The Nijjar defendants also filed a petition to compel arbitration of and to stay the class action. Again relying on the FAA, they asked the trial court “to compel the arbitration [of] Plaintiff’s claims against them on an individual and not a class-wide basis” and to stay the action “pending the completion of arbitral proceedings.” Citing AT&T Mobility LLC v. Concepcion (2011) 563 U.S. ___ [179 L.Ed.2d 742, 131 S.Ct. 1740] and Stolt-Nielsen S.A. v. AnimalFeeds Int’l Corp. (2010) 559 U.S. 662 [176 L.Ed.2d 605, 130 S.Ct. 1758] (Stolt-Nielsen), the Nijjar defendants asked that “arbitration be ordered as an individual as opposed to a collective basis....” They argued that the arbitration agreement “contain[s] no basis at all for authorizing class arbitration proceedings, thereby requiring that Plaintiff be compelled to arbitrate her claims against Defendants individually and not as part of a class action.”

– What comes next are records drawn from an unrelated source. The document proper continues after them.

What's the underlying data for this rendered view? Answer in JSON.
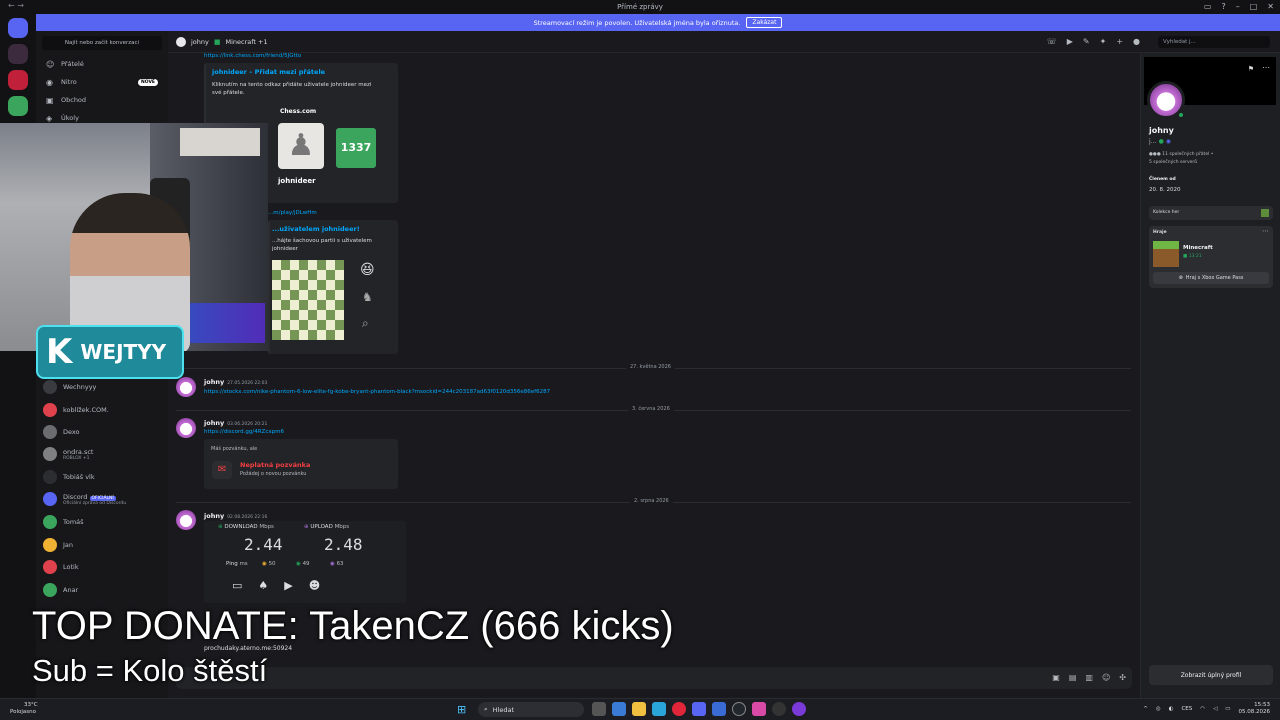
{
  "window": {
    "title": "Přímé zprávy"
  },
  "banner": {
    "text": "Streamovací režim je povolen. Uživatelská jména byla ořiznuta.",
    "button": "Zakázat"
  },
  "sidebar": {
    "search_placeholder": "Najít nebo začít konverzaci",
    "nav": [
      {
        "label": "Přátelé",
        "icon": "friends-icon"
      },
      {
        "label": "Nitro",
        "icon": "nitro-icon",
        "badge": "NOVÉ"
      },
      {
        "label": "Obchod",
        "icon": "shop-icon"
      },
      {
        "label": "Úkoly",
        "icon": "quests-icon"
      }
    ],
    "dms": [
      {
        "name": "Wechnyyy",
        "sub": "",
        "color": "#3a3b40"
      },
      {
        "name": "koblížek.COM.",
        "sub": "",
        "color": "#e0424d"
      },
      {
        "name": "Dexo",
        "sub": "",
        "color": "#6b6c70"
      },
      {
        "name": "ondra.sct",
        "sub": "ROBLOX +1",
        "color": "#7f8082"
      },
      {
        "name": "Tobiáš vlk",
        "sub": "",
        "color": "#2b2d31"
      },
      {
        "name": "Discord",
        "sub": "Oficiální zpráva od Discordu",
        "verified": "OFICIÁLNÍ",
        "color": "#5865f2"
      },
      {
        "name": "Tomáš",
        "sub": "",
        "color": "#3ba55d"
      },
      {
        "name": "Jan",
        "sub": "",
        "color": "#f0b232"
      },
      {
        "name": "Lotik",
        "sub": "",
        "color": "#e0424d"
      },
      {
        "name": "Anar",
        "sub": "",
        "color": "#3ba55d"
      }
    ]
  },
  "chat": {
    "recipient": "johny",
    "activity": "Minecraft +1",
    "search_placeholder": "Vyhledat j...",
    "messages": {
      "link1": "https://link.chess.com/friend/5JGtto",
      "embed1_title": "johnideer – Přidat mezi přátele",
      "embed1_text": "Kliknutím na tento odkaz přidáte uživatele johnideer mezi své přátele.",
      "chess_brand": "Chess.com",
      "chess_rating": "1337",
      "chess_user": "johnideer",
      "link2": "...m/play/jDLwHm",
      "embed2_title": "...uživatelem johnideer!",
      "embed2_text": "...hájte šachovou partii s uživatelem johnideer",
      "divider1": "27. května 2026",
      "msg2_author": "johny",
      "msg2_time": "27.05.2026 22:03",
      "msg2_link": "https://stockx.com/nike-phantom-6-low-elite-fg-kobe-bryant-phantom-black?msockid=244c203187ad63f0120d356e86ef6287",
      "divider2": "3. června 2026",
      "msg3_author": "johny",
      "msg3_time": "03.06.2026 20:21",
      "msg3_link": "https://discord.gg/4RZcxpm6",
      "invite_intro": "Máš pozvánku, ale",
      "invite_title": "Neplatná pozvánka",
      "invite_sub": "Požádej o novou pozvánku",
      "divider3": "2. srpna 2026",
      "msg4_author": "johny",
      "msg4_time": "02.08.2026 22:16",
      "download_label": "DOWNLOAD",
      "upload_label": "UPLOAD",
      "unit": "Mbps",
      "download_value": "2.44",
      "upload_value": "2.48",
      "ping_label": "Ping",
      "ping_unit": "ms",
      "ping_values": [
        "50",
        "49",
        "63"
      ],
      "msg5_text": "prochudaky.aterno.me:50924"
    }
  },
  "profile": {
    "name": "johny",
    "mutual_friends": "11 společných přátel",
    "mutual_servers": "5 společných serverů",
    "member_since_label": "Členem od",
    "member_since": "20. 8. 2020",
    "collections_label": "Kolekce her",
    "playing_label": "Hraje",
    "game": "Minecraft",
    "game_time": "13:21",
    "xbox_button": "Hraj s Xbox Game Pass",
    "full_profile_button": "Zobrazit úplný profil"
  },
  "overlay": {
    "top_donate": "TOP DONATE: TakenCZ (666 kicks)",
    "sub_line": "Sub = Kolo štěstí",
    "channel_logo": "WEJTYY"
  },
  "taskbar": {
    "temperature": "33°C",
    "weather": "Polojasno",
    "search": "Hledat",
    "lang": "CES",
    "time": "15:53",
    "date": "05.08.2026"
  },
  "colors": {
    "accent": "#5865f2",
    "link": "#00a8fc",
    "online": "#23a55a"
  }
}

Judge opposed both petitions to compel arbitration. In both cases Judge argued, among other things, that the FAA did not govern the arbitration agreement. In the class action Judge argued that if the court were inclined to grant the petition the court “must send all of the claims asserted by Plaintiff to arbitration, including the PAGA claims and the class action claims.”
On September 11, 2012 the trial court held a hearing on the Nijjar defendants’ petitions to compel arbitration. At that hearing the following exchange occurred between counsel and the court:
“[Counsel for Judge]: Your Honor, with respect to the PAGA action and also the class action, there’s no arbitration or collective action or representative action proscription in the arbitration agreement. It doesn’t say you can
only file an individual action, you can’t file a class action, you can’t file a representative action. And the arbitration agreement as you noted in your order is very broad, includes all claims of any nature. There are many cases that hold that the issue is to the extent that the claims to be arbitrated when there’s been no actual waiver of class action. It’s up to the arbitrator. That’s exactly what the [American Arbitration Association (AAA)] arbitration rules say, that the arbitrator decides the scope of the arbitrable claims. And that’s what the arbitrator should decide. If they’re saying ...